Guest

Although this app is based on a noble idea, it's actually pretty terrible. Their fee, as a percentage of your investment, is pretty high. You would have to have at least 150 transactions a month for this to be worthwhile. At that rate, you have a problem that no investment program is going to fix. At 50 transactions or less, 10% or more of your investment is being eaten up by fees. For Acorn, this is genius - but for 99% of the public that doesn't care or isn't smart enough to figure it out, it's just terrible.

Guest's picture
Guest

I completely agree with you. Fees eat up your nest. You must be vigilant in where your money grows.

Guest's picture
Guest

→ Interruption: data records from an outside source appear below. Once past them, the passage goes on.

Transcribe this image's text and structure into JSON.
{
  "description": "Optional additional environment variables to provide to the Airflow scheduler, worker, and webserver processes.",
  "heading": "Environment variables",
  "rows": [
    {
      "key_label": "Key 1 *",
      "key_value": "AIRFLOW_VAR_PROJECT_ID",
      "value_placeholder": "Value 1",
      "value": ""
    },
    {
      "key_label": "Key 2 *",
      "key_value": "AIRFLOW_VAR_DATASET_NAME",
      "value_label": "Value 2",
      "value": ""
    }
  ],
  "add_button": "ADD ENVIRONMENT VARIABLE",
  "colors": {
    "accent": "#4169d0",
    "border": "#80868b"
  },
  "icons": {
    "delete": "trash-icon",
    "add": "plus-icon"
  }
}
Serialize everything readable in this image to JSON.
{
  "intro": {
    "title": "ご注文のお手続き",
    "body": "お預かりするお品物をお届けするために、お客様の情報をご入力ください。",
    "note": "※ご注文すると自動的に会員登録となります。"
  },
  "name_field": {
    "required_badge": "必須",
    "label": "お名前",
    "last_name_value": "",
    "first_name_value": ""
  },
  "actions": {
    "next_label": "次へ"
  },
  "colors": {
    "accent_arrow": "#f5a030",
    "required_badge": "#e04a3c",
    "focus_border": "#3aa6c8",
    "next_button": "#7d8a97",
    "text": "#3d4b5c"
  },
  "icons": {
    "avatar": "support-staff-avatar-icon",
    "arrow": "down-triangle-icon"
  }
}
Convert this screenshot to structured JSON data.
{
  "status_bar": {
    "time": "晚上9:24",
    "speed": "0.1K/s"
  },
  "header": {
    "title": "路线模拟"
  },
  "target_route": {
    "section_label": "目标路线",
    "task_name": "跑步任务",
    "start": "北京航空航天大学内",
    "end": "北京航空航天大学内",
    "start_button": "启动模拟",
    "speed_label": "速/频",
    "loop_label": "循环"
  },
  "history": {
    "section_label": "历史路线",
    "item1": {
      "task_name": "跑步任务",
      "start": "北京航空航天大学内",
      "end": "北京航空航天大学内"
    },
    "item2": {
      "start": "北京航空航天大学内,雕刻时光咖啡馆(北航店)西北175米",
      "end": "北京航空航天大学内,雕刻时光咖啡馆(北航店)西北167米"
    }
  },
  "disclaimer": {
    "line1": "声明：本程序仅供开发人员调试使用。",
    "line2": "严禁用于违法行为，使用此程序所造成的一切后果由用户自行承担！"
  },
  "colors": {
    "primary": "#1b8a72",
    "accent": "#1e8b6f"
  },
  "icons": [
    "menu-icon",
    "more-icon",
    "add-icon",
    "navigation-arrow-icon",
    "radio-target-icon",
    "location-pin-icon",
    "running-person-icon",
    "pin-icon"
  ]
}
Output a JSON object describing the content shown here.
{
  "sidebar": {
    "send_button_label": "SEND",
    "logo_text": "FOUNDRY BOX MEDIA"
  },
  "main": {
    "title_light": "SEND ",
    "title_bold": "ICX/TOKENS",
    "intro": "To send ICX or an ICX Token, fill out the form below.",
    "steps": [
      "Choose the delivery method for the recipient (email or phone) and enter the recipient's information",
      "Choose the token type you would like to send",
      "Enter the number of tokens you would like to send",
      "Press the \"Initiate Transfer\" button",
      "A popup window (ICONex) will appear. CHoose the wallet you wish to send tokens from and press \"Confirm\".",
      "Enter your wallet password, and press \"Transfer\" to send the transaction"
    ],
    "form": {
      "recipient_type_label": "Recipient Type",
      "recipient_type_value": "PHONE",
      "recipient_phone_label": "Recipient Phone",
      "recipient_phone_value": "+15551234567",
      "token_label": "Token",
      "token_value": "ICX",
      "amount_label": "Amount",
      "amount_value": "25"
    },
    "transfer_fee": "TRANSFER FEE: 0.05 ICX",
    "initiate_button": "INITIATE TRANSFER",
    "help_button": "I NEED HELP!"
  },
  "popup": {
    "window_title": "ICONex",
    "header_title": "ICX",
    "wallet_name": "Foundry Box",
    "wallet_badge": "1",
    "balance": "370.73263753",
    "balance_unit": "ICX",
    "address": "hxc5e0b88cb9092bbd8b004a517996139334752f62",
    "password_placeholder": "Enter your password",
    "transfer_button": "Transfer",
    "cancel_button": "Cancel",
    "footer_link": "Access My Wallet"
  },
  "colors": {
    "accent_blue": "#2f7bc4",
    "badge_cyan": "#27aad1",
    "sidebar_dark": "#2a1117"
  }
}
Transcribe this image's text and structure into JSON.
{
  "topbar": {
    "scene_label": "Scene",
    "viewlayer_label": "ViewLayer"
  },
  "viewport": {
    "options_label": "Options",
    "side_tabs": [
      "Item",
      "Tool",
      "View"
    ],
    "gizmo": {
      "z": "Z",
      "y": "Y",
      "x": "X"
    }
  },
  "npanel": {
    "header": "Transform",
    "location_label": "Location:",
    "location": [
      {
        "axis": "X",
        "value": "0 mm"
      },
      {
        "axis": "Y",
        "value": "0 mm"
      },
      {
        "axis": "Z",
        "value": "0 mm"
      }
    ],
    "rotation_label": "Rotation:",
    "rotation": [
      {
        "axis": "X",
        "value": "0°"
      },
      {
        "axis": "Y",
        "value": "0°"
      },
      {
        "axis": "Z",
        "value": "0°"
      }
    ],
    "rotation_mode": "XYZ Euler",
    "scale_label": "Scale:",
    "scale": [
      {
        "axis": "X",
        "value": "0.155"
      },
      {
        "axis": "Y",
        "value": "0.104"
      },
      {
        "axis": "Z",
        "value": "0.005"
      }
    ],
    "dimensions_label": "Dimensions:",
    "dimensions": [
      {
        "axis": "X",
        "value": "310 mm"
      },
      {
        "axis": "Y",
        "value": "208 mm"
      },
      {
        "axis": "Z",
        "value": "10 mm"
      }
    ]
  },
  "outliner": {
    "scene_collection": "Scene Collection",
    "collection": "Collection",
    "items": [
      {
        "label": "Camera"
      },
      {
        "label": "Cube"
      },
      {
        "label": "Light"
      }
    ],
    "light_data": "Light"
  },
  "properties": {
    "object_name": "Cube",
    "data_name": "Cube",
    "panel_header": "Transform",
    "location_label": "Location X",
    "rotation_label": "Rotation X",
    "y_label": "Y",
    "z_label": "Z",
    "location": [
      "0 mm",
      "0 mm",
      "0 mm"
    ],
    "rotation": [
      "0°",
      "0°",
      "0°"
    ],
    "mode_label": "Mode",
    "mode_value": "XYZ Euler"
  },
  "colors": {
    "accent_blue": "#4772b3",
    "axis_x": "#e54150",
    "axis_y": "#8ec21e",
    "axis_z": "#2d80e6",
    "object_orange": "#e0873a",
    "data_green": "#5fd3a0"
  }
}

150 transactions is $75 on average. So yes, if you only invest for 1 month and then quit then you'd need 75 transactions and around 1.3% gain on that month (which actually would be decent gain for a single month). If you invest for 2, 3, 6 months or anything more your numbers really don't work. If you invest anything outside of roundups then your numbers again don't work. The fees are quite low once you have $5,000 in your account. 1/4% is comparable to wealthfront/betterment/stash etc... That being said if you just open an account and only use roundups the fees will eat all the gains in average market situations for the first 6 months or so. If you start with $100 or you invest $5-10/week then that time-frame will be a lot shorter. But if you're planning on taking your money out after a month you really shouldn't be investing it anyway.

Guest's picture
Guest

The app is a great way to start a diversified portfolio and easily save for long term wealth. The fee's are only 1.00 per month which is NOTHING compared to normal trades. Plus, I leave it on auto round up and since I put in about 50.00 a month, it's well worth it.

Guest's picture
Kalie Downey

I've been using Acorns for a couple months now. My portfolio is set to Moderate. Most days, I lose money.

While I am happy that I've saved money, I feel disappointed every time I log in and see the number go down. Maybe I'm expecting some sort of stock market boom?

The next time I see a profit, I am selling off my shares and putting the money into a high interest savings account instead.

That's just my opinion. I hope your stocks are doing better than mine!